The athletic director at American Fork High School in Utah had to stop their football game due to fans not following the mask and social distancing requirements. Their tickets even gave them specific areas to sit so that distancing would be assured.
How can WKU ensure that people will stay socially distanced for a three hour game? How can they ensure fans will wear their mask? I just don’t see how that’s plausible especially in a college dominated state like Kentucky and a WKU “ride or die” city like Bowling Green that tailgates every weekend.
As someone who’s lived on campus for three years, I know students will tailgate and not do it safely, not to mention the Greek life scene’s parties.
I don’t mean to present an apples and oranges situation, but the NBA bubble is very successful right now partly because there are no fans. Up until this point, no player has tested positive for COVID-19, and they’re thriving.
We’ve seen multiple football programs across the nation have players get COVID-19. Oklahoma had to send a whole position group home because all of them except one were diagnosed with the virus.
WKU head coach Tyson Helton said the team has had multiple cases, some with symptoms and some asymptomatic. Putting fans in that environment is adding fuel to the fire.
WKU Athletic Director Todd Stewart announced last Thursday afternoon that they plan to mirror a similar capacity as Louisville.
30% of 22,000 is 6,600, which is a lot.

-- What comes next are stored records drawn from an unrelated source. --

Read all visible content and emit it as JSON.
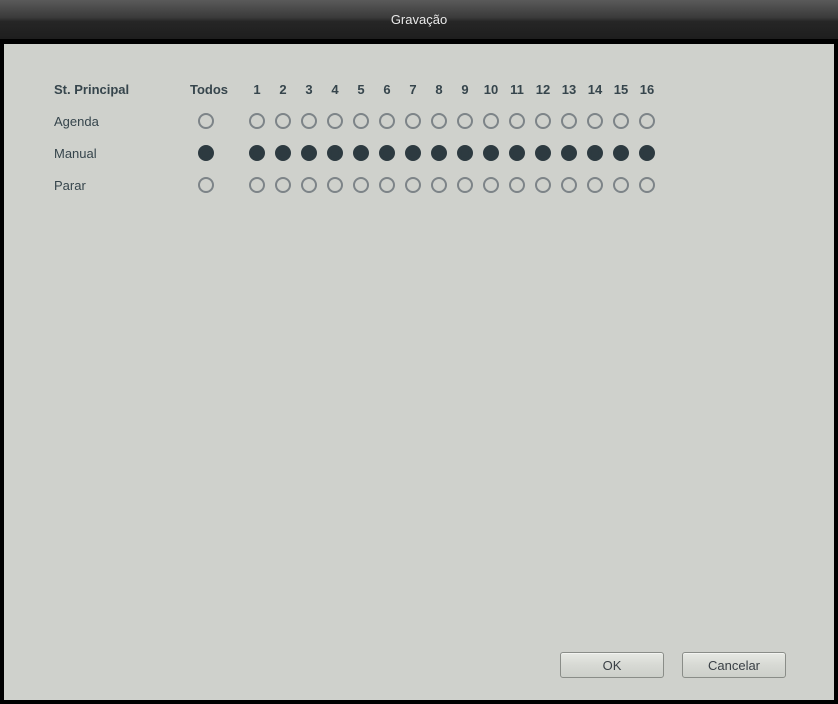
{
  "title": "Gravação",
  "header": {
    "principal": "St. Principal",
    "todos": "Todos",
    "channels": [
      "1",
      "2",
      "3",
      "4",
      "5",
      "6",
      "7",
      "8",
      "9",
      "10",
      "11",
      "12",
      "13",
      "14",
      "15",
      "16"
    ]
  },
  "rows": [
    {
      "key": "agenda",
      "label": "Agenda",
      "todos_selected": false,
      "channels_selected": [
        false,
        false,
        false,
        false,
        false,
        false,
        false,
        false,
        false,
        false,
        false,
        false,
        false,
        false,
        false,
        false
      ]
    },
    {
      "key": "manual",
      "label": "Manual",
      "todos_selected": true,
      "channels_selected": [
        true,
        true,
        true,
        true,
        true,
        true,
        true,
        true,
        true,
        true,
        true,
        true,
        true,
        true,
        true,
        true
      ]
    },
    {
      "key": "parar",
      "label": "Parar",
      "todos_selected": false,
      "channels_selected": [
        false,
        false,
        false,
        false,
        false,
        false,
        false,
        false,
        false,
        false,
        false,
        false,
        false,
        false,
        false,
        false
      ]
    }
  ],
  "buttons": {
    "ok": "OK",
    "cancel": "Cancelar"
  }
}
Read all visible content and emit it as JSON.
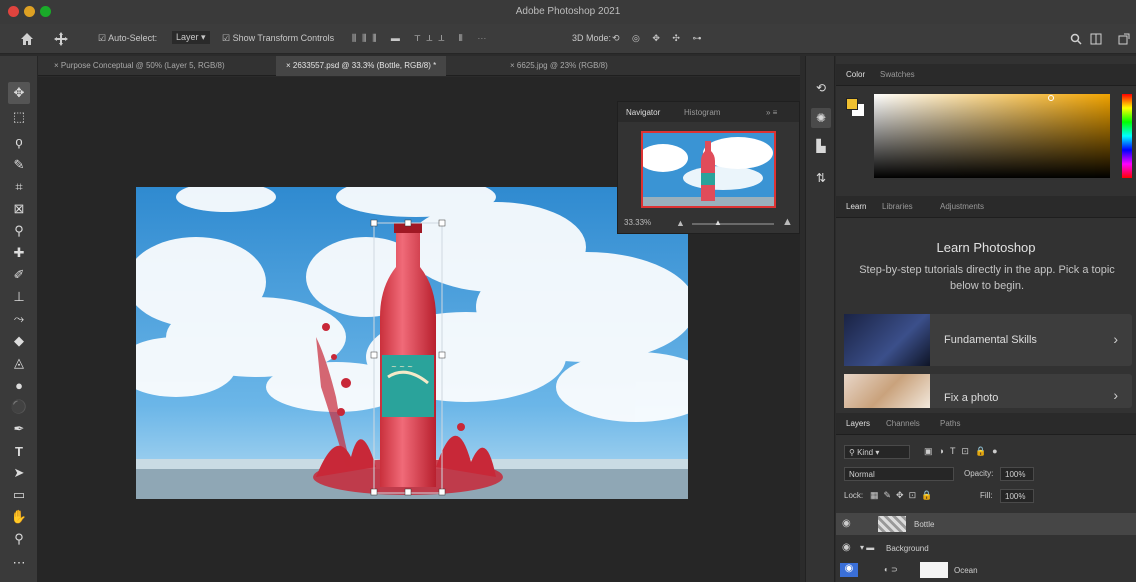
{
  "window": {
    "title": "Adobe Photoshop 2021",
    "traffic_colors": [
      "#e0443e",
      "#dea123",
      "#1aab29"
    ]
  },
  "options_bar": {
    "auto_select_label": "Auto-Select:",
    "auto_select_value": "Layer",
    "show_transform_label": "Show Transform Controls",
    "mode_3d_label": "3D Mode:"
  },
  "tabs": [
    {
      "label": "Purpose Conceptual @ 50% (Layer 5, RGB/8)"
    },
    {
      "label": "2633557.psd @ 33.3% (Bottle, RGB/8) *"
    },
    {
      "label": "6625.jpg @ 23% (RGB/8)"
    }
  ],
  "navigator": {
    "tab_navigator": "Navigator",
    "tab_histogram": "Histogram",
    "zoom": "33.33%"
  },
  "color_panel": {
    "tab_color": "Color",
    "tab_swatches": "Swatches",
    "foreground": "#f0c030",
    "background": "#ffffff"
  },
  "learn_panel": {
    "tab_learn": "Learn",
    "tab_libraries": "Libraries",
    "tab_adjustments": "Adjustments",
    "title": "Learn Photoshop",
    "description": "Step-by-step tutorials directly in the app. Pick a topic below to begin.",
    "cards": [
      {
        "label": "Fundamental Skills"
      },
      {
        "label": "Fix a photo"
      }
    ]
  },
  "layers_panel": {
    "tab_layers": "Layers",
    "tab_channels": "Channels",
    "tab_paths": "Paths",
    "kind_label": "Kind",
    "blend_mode": "Normal",
    "opacity_label": "Opacity:",
    "opacity_value": "100%",
    "lock_label": "Lock:",
    "fill_label": "Fill:",
    "fill_value": "100%",
    "layers": [
      {
        "name": "Bottle"
      },
      {
        "name": "Background"
      },
      {
        "name": "Ocean"
      }
    ]
  }
}
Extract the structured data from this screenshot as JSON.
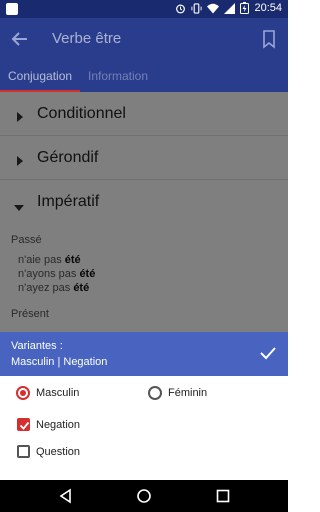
{
  "statusbar": {
    "time": "20:54"
  },
  "toolbar": {
    "title": "Verbe être"
  },
  "tabs": [
    {
      "label": "Conjugation"
    },
    {
      "label": "Information"
    }
  ],
  "sections": [
    {
      "label": "Conditionnel"
    },
    {
      "label": "Gérondif"
    },
    {
      "label": "Impératif"
    }
  ],
  "imperatif": {
    "passe_label": "Passé",
    "passe_rows": [
      {
        "prefix": "n'aie pas",
        "verb": "été"
      },
      {
        "prefix": "n'ayons pas",
        "verb": "été"
      },
      {
        "prefix": "n'ayez pas",
        "verb": "été"
      }
    ],
    "present_label": "Présent"
  },
  "sheet": {
    "header_title": "Variantes :",
    "header_value": "Masculin | Negation",
    "options": {
      "masculin": "Masculin",
      "feminin": "Féminin",
      "negation": "Negation",
      "question": "Question"
    }
  },
  "colors": {
    "primary": "#2a3c8c",
    "header": "#4864c0",
    "accent": "#d32f2f"
  }
}
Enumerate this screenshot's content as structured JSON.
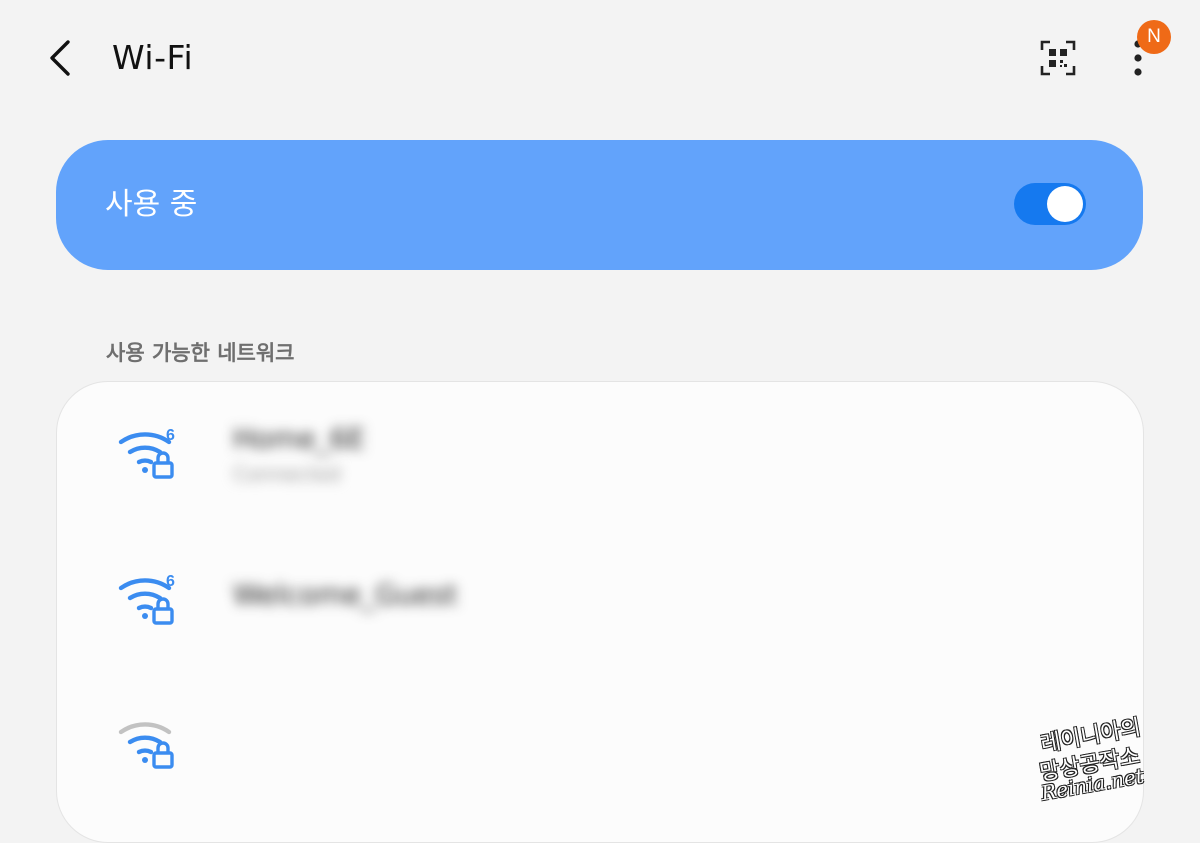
{
  "header": {
    "title": "Wi-Fi",
    "back_icon": "chevron-left-icon",
    "qr_icon": "qr-code-scanner-icon",
    "more_icon": "more-vertical-icon",
    "notification_badge": "N"
  },
  "master_switch": {
    "label": "사용 중",
    "state": "on",
    "accent_color": "#62a3fb",
    "toggle_color": "#1579ef"
  },
  "available_networks": {
    "header": "사용 가능한 네트워크",
    "items": [
      {
        "name": "Home_6E",
        "status": "Connected",
        "icon": "wifi-6-lock-icon",
        "signal_level": 1.0,
        "wifi6": true,
        "secured": true
      },
      {
        "name": "Welcome_Guest",
        "status": "",
        "icon": "wifi-6-lock-icon",
        "signal_level": 1.0,
        "wifi6": true,
        "secured": true
      },
      {
        "name": "",
        "status": "",
        "icon": "wifi-lock-icon",
        "signal_level": 0.75,
        "wifi6": false,
        "secured": true
      }
    ]
  },
  "watermark": {
    "line1": "레이니아의",
    "line2": "망상공작소",
    "line3": "Reinia.net"
  }
}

If high school games are having problems even with a lower number in attendance, how will colleges be able to handle it, especially since COVID-19 numbers have risen in Kentucky for the past couple of months?
In Lexington, the local health department reported 423 cases at the University of Kentucky since Aug. 3. All of this is before football games have started, so what makes us think the numbers will decline with thousands of people gathered in a stadium or outside tailgating?
Let’s not forget that these universities are trying to have in-person classes and stay open as long as possible. Bringing more bodies to these already stuffed campuses is just asking for the virus to come by and visit.
If throughout the season everything is going well and players are staying healthy, maybe the school can let some fans in. But until then it should be in the best interest of the athletes and the school to keep fans enjoying football games at home.